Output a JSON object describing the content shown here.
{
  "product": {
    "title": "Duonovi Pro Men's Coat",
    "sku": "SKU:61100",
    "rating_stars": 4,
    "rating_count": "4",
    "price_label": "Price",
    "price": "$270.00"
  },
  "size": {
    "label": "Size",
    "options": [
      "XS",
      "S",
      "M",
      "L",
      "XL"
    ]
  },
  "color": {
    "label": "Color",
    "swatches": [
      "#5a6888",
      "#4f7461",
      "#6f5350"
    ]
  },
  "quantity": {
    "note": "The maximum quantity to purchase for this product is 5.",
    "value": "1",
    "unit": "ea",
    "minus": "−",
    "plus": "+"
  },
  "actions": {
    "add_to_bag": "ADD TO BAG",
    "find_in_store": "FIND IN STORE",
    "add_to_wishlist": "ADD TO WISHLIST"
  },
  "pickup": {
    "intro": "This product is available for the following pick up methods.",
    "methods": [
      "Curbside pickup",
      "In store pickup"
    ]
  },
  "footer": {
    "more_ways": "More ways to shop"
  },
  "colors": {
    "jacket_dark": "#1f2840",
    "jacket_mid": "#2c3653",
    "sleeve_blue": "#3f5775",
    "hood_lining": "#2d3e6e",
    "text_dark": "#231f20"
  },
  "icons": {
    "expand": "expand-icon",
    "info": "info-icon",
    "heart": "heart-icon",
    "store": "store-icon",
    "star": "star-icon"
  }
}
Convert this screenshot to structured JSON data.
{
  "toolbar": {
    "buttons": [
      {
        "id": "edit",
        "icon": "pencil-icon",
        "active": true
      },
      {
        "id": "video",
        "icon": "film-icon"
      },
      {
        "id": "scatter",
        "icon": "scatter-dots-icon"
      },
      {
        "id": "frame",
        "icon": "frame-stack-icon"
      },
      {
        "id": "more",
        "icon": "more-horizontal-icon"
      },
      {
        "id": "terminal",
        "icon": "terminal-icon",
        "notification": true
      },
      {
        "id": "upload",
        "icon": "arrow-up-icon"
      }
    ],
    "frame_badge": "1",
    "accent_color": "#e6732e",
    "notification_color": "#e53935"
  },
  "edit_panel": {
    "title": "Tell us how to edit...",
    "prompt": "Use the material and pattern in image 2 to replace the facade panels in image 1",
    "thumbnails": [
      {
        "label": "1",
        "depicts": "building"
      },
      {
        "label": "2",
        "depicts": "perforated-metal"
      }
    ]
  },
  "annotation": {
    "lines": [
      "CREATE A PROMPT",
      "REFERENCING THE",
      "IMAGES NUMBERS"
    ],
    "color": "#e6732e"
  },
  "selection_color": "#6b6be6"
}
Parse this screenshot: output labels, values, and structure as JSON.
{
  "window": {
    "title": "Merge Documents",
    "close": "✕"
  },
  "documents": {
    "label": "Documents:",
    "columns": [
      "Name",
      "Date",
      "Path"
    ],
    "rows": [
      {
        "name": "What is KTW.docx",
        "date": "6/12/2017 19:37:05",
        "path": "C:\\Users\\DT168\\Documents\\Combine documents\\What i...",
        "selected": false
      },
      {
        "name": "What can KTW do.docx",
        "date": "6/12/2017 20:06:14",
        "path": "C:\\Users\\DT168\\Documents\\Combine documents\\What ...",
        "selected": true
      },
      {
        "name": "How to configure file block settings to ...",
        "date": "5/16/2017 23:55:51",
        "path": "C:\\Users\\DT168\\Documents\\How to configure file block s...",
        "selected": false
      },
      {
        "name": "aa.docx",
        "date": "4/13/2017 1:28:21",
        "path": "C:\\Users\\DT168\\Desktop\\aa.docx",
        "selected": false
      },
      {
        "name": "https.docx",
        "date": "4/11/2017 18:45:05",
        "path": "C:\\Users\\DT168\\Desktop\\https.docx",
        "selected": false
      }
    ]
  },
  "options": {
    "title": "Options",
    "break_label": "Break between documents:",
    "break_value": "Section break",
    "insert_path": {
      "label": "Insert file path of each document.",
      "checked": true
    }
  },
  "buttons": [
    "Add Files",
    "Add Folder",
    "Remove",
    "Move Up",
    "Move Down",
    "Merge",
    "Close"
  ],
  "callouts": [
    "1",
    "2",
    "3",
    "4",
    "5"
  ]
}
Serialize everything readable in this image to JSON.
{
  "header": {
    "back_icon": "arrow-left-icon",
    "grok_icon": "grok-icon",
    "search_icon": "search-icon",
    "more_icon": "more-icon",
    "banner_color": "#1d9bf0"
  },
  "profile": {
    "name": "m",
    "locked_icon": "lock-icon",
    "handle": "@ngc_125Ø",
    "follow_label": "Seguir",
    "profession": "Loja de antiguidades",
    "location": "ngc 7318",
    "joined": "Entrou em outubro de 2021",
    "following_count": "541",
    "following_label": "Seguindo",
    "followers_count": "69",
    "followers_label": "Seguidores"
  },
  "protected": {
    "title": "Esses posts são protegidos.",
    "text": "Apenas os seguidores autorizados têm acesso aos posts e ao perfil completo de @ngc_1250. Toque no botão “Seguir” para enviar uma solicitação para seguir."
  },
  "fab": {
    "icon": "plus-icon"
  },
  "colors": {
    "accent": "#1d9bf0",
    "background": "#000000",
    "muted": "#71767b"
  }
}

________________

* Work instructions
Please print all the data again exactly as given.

* Result of this task
Output a JSON object describing the content shown here.
{
  "product": {
    "title": "Duonovi Pro Men's Coat",
    "sku": "SKU:61100",
    "rating_stars": 4,
    "rating_count": "4",
    "price_label": "Price",
    "price": "$270.00"
  },
  "size": {
    "label": "Size",
    "options": [
      "XS",
      "S",
      "M",
      "L",
      "XL"
    ]
  },
  "color": {
    "label": "Color",
    "swatches": [
      "#5a6888",
      "#4f7461",
      "#6f5350"
    ]
  },
  "quantity": {
    "note": "The maximum quantity to purchase for this product is 5.",
    "value": "1",
    "unit": "ea",
    "minus": "−",
    "plus": "+"
  },
  "actions": {
    "add_to_bag": "ADD TO BAG",
    "find_in_store": "FIND IN STORE",
    "add_to_wishlist": "ADD TO WISHLIST"
  },
  "pickup": {
    "intro": "This product is available for the following pick up methods.",
    "methods": [
      "Curbside pickup",
      "In store pickup"
    ]
  },
  "footer": {
    "more_ways": "More ways to shop"
  },
  "colors": {
    "jacket_dark": "#1f2840",
    "jacket_mid": "#2c3653",
    "sleeve_blue": "#3f5775",
    "hood_lining": "#2d3e6e",
    "text_dark": "#231f20"
  },
  "icons": {
    "expand": "expand-icon",
    "info": "info-icon",
    "heart": "heart-icon",
    "store": "store-icon",
    "star": "star-icon"
  }
}
Convert this screenshot to structured JSON data.
{
  "toolbar": {
    "buttons": [
      {
        "id": "edit",
        "icon": "pencil-icon",
        "active": true
      },
      {
        "id": "video",
        "icon": "film-icon"
      },
      {
        "id": "scatter",
        "icon": "scatter-dots-icon"
      },
      {
        "id": "frame",
        "icon": "frame-stack-icon"
      },
      {
        "id": "more",
        "icon": "more-horizontal-icon"
      },
      {
        "id": "terminal",
        "icon": "terminal-icon",
        "notification": true
      },
      {
        "id": "upload",
        "icon": "arrow-up-icon"
      }
    ],
    "frame_badge": "1",
    "accent_color": "#e6732e",
    "notification_color": "#e53935"
  },
  "edit_panel": {
    "title": "Tell us how to edit...",
    "prompt": "Use the material and pattern in image 2 to replace the facade panels in image 1",
    "thumbnails": [
      {
        "label": "1",
        "depicts": "building"
      },
      {
        "label": "2",
        "depicts": "perforated-metal"
      }
    ]
  },
  "annotation": {
    "lines": [
      "CREATE A PROMPT",
      "REFERENCING THE",
      "IMAGES NUMBERS"
    ],
    "color": "#e6732e"
  },
  "selection_color": "#6b6be6"
}
Parse this screenshot: output labels, values, and structure as JSON.
{
  "window": {
    "title": "Merge Documents",
    "close": "✕"
  },
  "documents": {
    "label": "Documents:",
    "columns": [
      "Name",
      "Date",
      "Path"
    ],
    "rows": [
      {
        "name": "What is KTW.docx",
        "date": "6/12/2017 19:37:05",
        "path": "C:\\Users\\DT168\\Documents\\Combine documents\\What i...",
        "selected": false
      },
      {
        "name": "What can KTW do.docx",
        "date": "6/12/2017 20:06:14",
        "path": "C:\\Users\\DT168\\Documents\\Combine documents\\What ...",
        "selected": true
      },
      {
        "name": "How to configure file block settings to ...",
        "date": "5/16/2017 23:55:51",
        "path": "C:\\Users\\DT168\\Documents\\How to configure file block s...",
        "selected": false
      },
      {
        "name": "aa.docx",
        "date": "4/13/2017 1:28:21",
        "path": "C:\\Users\\DT168\\Desktop\\aa.docx",
        "selected": false
      },
      {
        "name": "https.docx",
        "date": "4/11/2017 18:45:05",
        "path": "C:\\Users\\DT168\\Desktop\\https.docx",
        "selected": false
      }
    ]
  },
  "options": {
    "title": "Options",
    "break_label": "Break between documents:",
    "break_value": "Section break",
    "insert_path": {
      "label": "Insert file path of each document.",
      "checked": true
    }
  },
  "buttons": [
    "Add Files",
    "Add Folder",
    "Remove",
    "Move Up",
    "Move Down",
    "Merge",
    "Close"
  ],
  "callouts": [
    "1",
    "2",
    "3",
    "4",
    "5"
  ]
}
Serialize everything readable in this image to JSON.
{
  "header": {
    "back_icon": "arrow-left-icon",
    "grok_icon": "grok-icon",
    "search_icon": "search-icon",
    "more_icon": "more-icon",
    "banner_color": "#1d9bf0"
  },
  "profile": {
    "name": "m",
    "locked_icon": "lock-icon",
    "handle": "@ngc_125Ø",
    "follow_label": "Seguir",
    "profession": "Loja de antiguidades",
    "location": "ngc 7318",
    "joined": "Entrou em outubro de 2021",
    "following_count": "541",
    "following_label": "Seguindo",
    "followers_count": "69",
    "followers_label": "Seguidores"
  },
  "protected": {
    "title": "Esses posts são protegidos.",
    "text": "Apenas os seguidores autorizados têm acesso aos posts e ao perfil completo de @ngc_1250. Toque no botão “Seguir” para enviar uma solicitação para seguir."
  },
  "fab": {
    "icon": "plus-icon"
  },
  "colors": {
    "accent": "#1d9bf0",
    "background": "#000000",
    "muted": "#71767b"
  }
}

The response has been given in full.